Police say the three people know each other

Rotary eClub of Waneta Sunshine, alongside members from the Kootenay Native Plant Society and Trail Wildlife Association, joined together for a day of planting at Fort Shepherd. The Waneta Sunshine eClub was granted funds through an Express Grant from District 5080 to plant 50 shrubs which support pollinator opportunities at Fort Shepherd. Photos: Submitted
Kootenay conservation partners plant pollinator ‘superfoods’ at Fort Shepherd

TLC welcomes community groups to Fort Shepherd who would like to help local ecosystems thrive

Harold and Sadie Holoboff are bringing great food and service to the Eagle’s Nest Restaurant at Champion Lakes Golf and Country Club. Photo: Jim Bailey
West Kootenay golf course welcomes father-daughter team to restaurant

Chef Harold Holoboff brings comfort food to another level at Champion Lakes Eagle’s Nest Restaurant

People line up to get their COVID-19 vaccine at a vaccination centre, Thursday, June 10, 2021 in Montreal. THE CANADIAN PRESS/Ryan Remiorz
Vaccines, low COVID case counts increase Father’s Day hope, but risk is still there

Expert says people will have to do their own risk calculus before popping in on Papa

FILE – A science class at L.A. Matheson Secondary in Surrey, B.C. on March 12, 2021. (Lauren Collins/Surrey Now Leader)
Teachers’ union wants more COVID transmission data as B.C. prepares for back-to-school

BCTF says that details will be important as province works on plan for September

Provincial health officer Dr. Bonnie Henry outlines B.C.’s COVID-19 restart plan, May 25, 2021, including larger gatherings and a possible easing of mandatory masks on July 1. (B.C. government photo)
B.C. records 120 new COVID-19 cases, second vaccines accelerating

Lower Pfizer deliveries for early July, Moderna shipments up

A Heffley Creek peacock caught not one - but two - lifts on a logging truck this month. (Photo submitted)
Heffley Creek-area peacock hops logging trucks in search of love

Peacock hitched two lifts in the past month

The Calgary skyline is seen on Friday, Sept. 15, 2017. THE CANADIAN PRESS/Jeff McIntosh
2 deaths from COVID-19 Delta variant in Alberta, 1 patient was fully immunized

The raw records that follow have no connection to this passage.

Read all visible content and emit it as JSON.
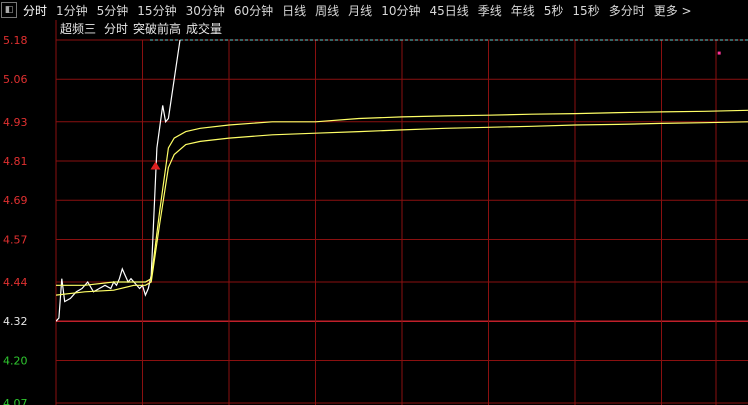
{
  "toolbar": {
    "collapse_icon": "panel-toggle-icon",
    "tabs": [
      {
        "label": "分时"
      },
      {
        "label": "1分钟"
      },
      {
        "label": "5分钟"
      },
      {
        "label": "15分钟"
      },
      {
        "label": "30分钟"
      },
      {
        "label": "60分钟"
      },
      {
        "label": "日线"
      },
      {
        "label": "周线"
      },
      {
        "label": "月线"
      },
      {
        "label": "10分钟"
      },
      {
        "label": "45日线"
      },
      {
        "label": "季线"
      },
      {
        "label": "年线"
      },
      {
        "label": "5秒"
      },
      {
        "label": "15秒"
      },
      {
        "label": "多分时"
      },
      {
        "label": "更多 >"
      }
    ]
  },
  "chart_data": {
    "type": "line",
    "legend": [
      "超频三",
      "分时",
      "突破前高",
      "成交量"
    ],
    "y_ticks": [
      {
        "label": "5.18",
        "value": 5.18,
        "color": "#e03030"
      },
      {
        "label": "5.06",
        "value": 5.06,
        "color": "#e03030"
      },
      {
        "label": "4.93",
        "value": 4.93,
        "color": "#e03030"
      },
      {
        "label": "4.81",
        "value": 4.81,
        "color": "#e03030"
      },
      {
        "label": "4.69",
        "value": 4.69,
        "color": "#e03030"
      },
      {
        "label": "4.57",
        "value": 4.57,
        "color": "#e03030"
      },
      {
        "label": "4.44",
        "value": 4.44,
        "color": "#e03030"
      },
      {
        "label": "4.32",
        "value": 4.32,
        "color": "#e6e6e6"
      },
      {
        "label": "4.20",
        "value": 4.2,
        "color": "#2fc82f"
      },
      {
        "label": "4.07",
        "value": 4.07,
        "color": "#2fc82f"
      }
    ],
    "ylim": [
      4.07,
      5.18
    ],
    "prev_close": 4.32,
    "x_range": [
      0,
      240
    ],
    "vertical_grid_minutes": [
      30,
      60,
      90,
      120,
      150,
      180,
      210
    ],
    "series": [
      {
        "color": "#ffffff",
        "points": [
          [
            0,
            4.32
          ],
          [
            1,
            4.33
          ],
          [
            2,
            4.45
          ],
          [
            3,
            4.38
          ],
          [
            5,
            4.39
          ],
          [
            7,
            4.41
          ],
          [
            9,
            4.42
          ],
          [
            11,
            4.44
          ],
          [
            13,
            4.41
          ],
          [
            15,
            4.42
          ],
          [
            17,
            4.43
          ],
          [
            19,
            4.42
          ],
          [
            20,
            4.44
          ],
          [
            21,
            4.43
          ],
          [
            22,
            4.45
          ],
          [
            23,
            4.48
          ],
          [
            24,
            4.46
          ],
          [
            25,
            4.44
          ],
          [
            26,
            4.45
          ],
          [
            27,
            4.44
          ],
          [
            29,
            4.42
          ],
          [
            30,
            4.43
          ],
          [
            31,
            4.4
          ],
          [
            32,
            4.42
          ],
          [
            33,
            4.46
          ],
          [
            35,
            4.85
          ],
          [
            37,
            4.98
          ],
          [
            38,
            4.93
          ],
          [
            39,
            4.94
          ],
          [
            40,
            5.0
          ],
          [
            43,
            5.18
          ],
          [
            44,
            5.5
          ]
        ]
      },
      {
        "color": "#ffff66",
        "points": [
          [
            0,
            4.43
          ],
          [
            10,
            4.43
          ],
          [
            20,
            4.44
          ],
          [
            27,
            4.44
          ],
          [
            31,
            4.44
          ],
          [
            33,
            4.45
          ],
          [
            36,
            4.66
          ],
          [
            39,
            4.85
          ],
          [
            41,
            4.88
          ],
          [
            45,
            4.9
          ],
          [
            50,
            4.91
          ],
          [
            60,
            4.92
          ],
          [
            75,
            4.93
          ],
          [
            90,
            4.93
          ],
          [
            105,
            4.94
          ],
          [
            120,
            4.945
          ],
          [
            135,
            4.948
          ],
          [
            150,
            4.95
          ],
          [
            165,
            4.953
          ],
          [
            180,
            4.955
          ],
          [
            195,
            4.958
          ],
          [
            210,
            4.96
          ],
          [
            225,
            4.962
          ],
          [
            240,
            4.965
          ]
        ]
      },
      {
        "color": "#ffff66",
        "points": [
          [
            0,
            4.4
          ],
          [
            10,
            4.41
          ],
          [
            20,
            4.415
          ],
          [
            27,
            4.43
          ],
          [
            31,
            4.43
          ],
          [
            33,
            4.44
          ],
          [
            36,
            4.62
          ],
          [
            39,
            4.79
          ],
          [
            41,
            4.83
          ],
          [
            45,
            4.86
          ],
          [
            50,
            4.87
          ],
          [
            60,
            4.88
          ],
          [
            75,
            4.89
          ],
          [
            90,
            4.895
          ],
          [
            105,
            4.9
          ],
          [
            120,
            4.905
          ],
          [
            135,
            4.91
          ],
          [
            150,
            4.913
          ],
          [
            165,
            4.916
          ],
          [
            180,
            4.92
          ],
          [
            195,
            4.922
          ],
          [
            210,
            4.925
          ],
          [
            225,
            4.927
          ],
          [
            240,
            4.93
          ]
        ]
      }
    ],
    "markers": [
      {
        "type": "up-arrow",
        "x": 34.5,
        "y": 4.79,
        "color": "#e02020"
      },
      {
        "type": "dot",
        "x": 230,
        "y": 5.14,
        "color": "#ff3399"
      }
    ],
    "reference_line": {
      "y": 5.18,
      "color": "#66cccc",
      "style": "dashed"
    }
  }
}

Kerry Williamson with Alberta Health Services says the patients likely acquired the virus in the hospital

The first suspension bridge is the tallest in Canada, with a second suspension bridge just below it. The two are connected by a trail that’s just over 1 km. (Claire Palmer photo)
PHOTOS: The highest suspension bridges in Canada just opened in B.C.

The Skybridge in Golden allows visitors to take in views standing at 130 and 80 metres

BC Green Party leader and Cowichan Valley MLA Sonia Furstenau introduced a petition to the provincial legislature on Thursday calling for the end of old-growth logging in the province. (File photo)
BC Green leader Furstenau introduces old-growth logging petition

Party calls for the end of old-growth logging as protests in Fairy Creek continue

B.C. Premier John Horgan leaves his office for a news conference in the legislature rose garden, June 3, 2020. (B.C. government photo)
B.C. premier roasted for office budget, taxing COVID-19 benefits

Youth addiction law that triggered election hasn’t appeared

A vial containing the Moderna COVID-19 vaccine is shown at a vaccination site in Marcq en Baroeul, outside Lille, northern France, Saturday, March 20, 2021. THE CANADIAN PRESS/AP/Michel Spingler
mRNA vaccines ‘preferred’ for all Canadians, including as 2nd dose after AstraZeneca: NACI

New recommendations prioritizes Pfizer, Moderna in almost all cases

Most Read